- or methotrexate (7.5-20mg/week)
New: Etanercept (Enbrel)
- fusion protein, blocks TNF receptor
Pecking order of anti-rheumatics
Immunosuppressants

Gold, D-penicillamine, chloroquin, sulfasalazin, MTX, CSA, Aza

NSAIDs

Physical therapy, ergotherapy, patient training rest
Intermittent IS therapy: Chron's disease, colitis ulcerosa
Oredison/Prednisolon during an acute exacerbation

Scheme
1st week - 60mg
2nd week - 40mg
3-7 week - 5mg/week
8-14 week - 10mg
3-6 months 10mg every 2nd day

Distal Colitis ulcerosa: Budesonide foam externally
Intermittent IS therapy: Crohn's disease
Ileitis terminalis in Chron's disease
Colitis ulcerosa
.
IS therapy after organ tranplantation
Perioperative induction
- Glucocorticoids high/medium dose

Baseline/Long-term therapy
- glucocorticoids low dose
- Cyclosporin A or Tacrolimus
- Azathioprin or Mycophenolat
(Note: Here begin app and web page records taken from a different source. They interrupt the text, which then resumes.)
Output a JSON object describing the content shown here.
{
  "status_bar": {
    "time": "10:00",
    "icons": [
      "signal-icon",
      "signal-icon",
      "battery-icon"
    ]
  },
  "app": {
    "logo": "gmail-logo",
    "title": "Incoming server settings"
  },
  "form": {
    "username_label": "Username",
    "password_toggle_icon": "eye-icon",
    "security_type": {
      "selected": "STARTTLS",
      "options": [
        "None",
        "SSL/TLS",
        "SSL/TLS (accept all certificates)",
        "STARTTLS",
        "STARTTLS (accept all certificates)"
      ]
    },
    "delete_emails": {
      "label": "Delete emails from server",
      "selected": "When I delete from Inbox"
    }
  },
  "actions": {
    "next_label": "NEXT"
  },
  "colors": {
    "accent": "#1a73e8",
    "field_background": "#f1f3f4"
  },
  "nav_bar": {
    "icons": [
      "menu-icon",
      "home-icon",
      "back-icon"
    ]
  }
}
Rejection therapy
- glucocorticoids high dose
- Muromonab-CD2 (OKT-3) and antithymocyte gloculin (ATG)
IS therapy after organ transplantation: Unwanted side effects
- Tumour risk
- 3-4x increased versus normal population
Immunostimulants
Interferons
Growth factors
Immunoglobins
Others
Interferons
Usually recombinant material
Mostly interferon alpha
- mix of up to 20 subtypes
- mostly 2a, 2b
Interferon beta and gamma
- single compounds
Applications of Interferons
INF alpha (Roferon, Intron)
- hepatitis B+C
Hairy cell leukemia
- Kaposi sarcome, specific lymphomas

INF beta (betaferon, Avonex, Rebif)
- multiple sclerosis

INF gamma (Imukin, Polyferon)
- septic granulomatosis
- Rheumatoid arthritis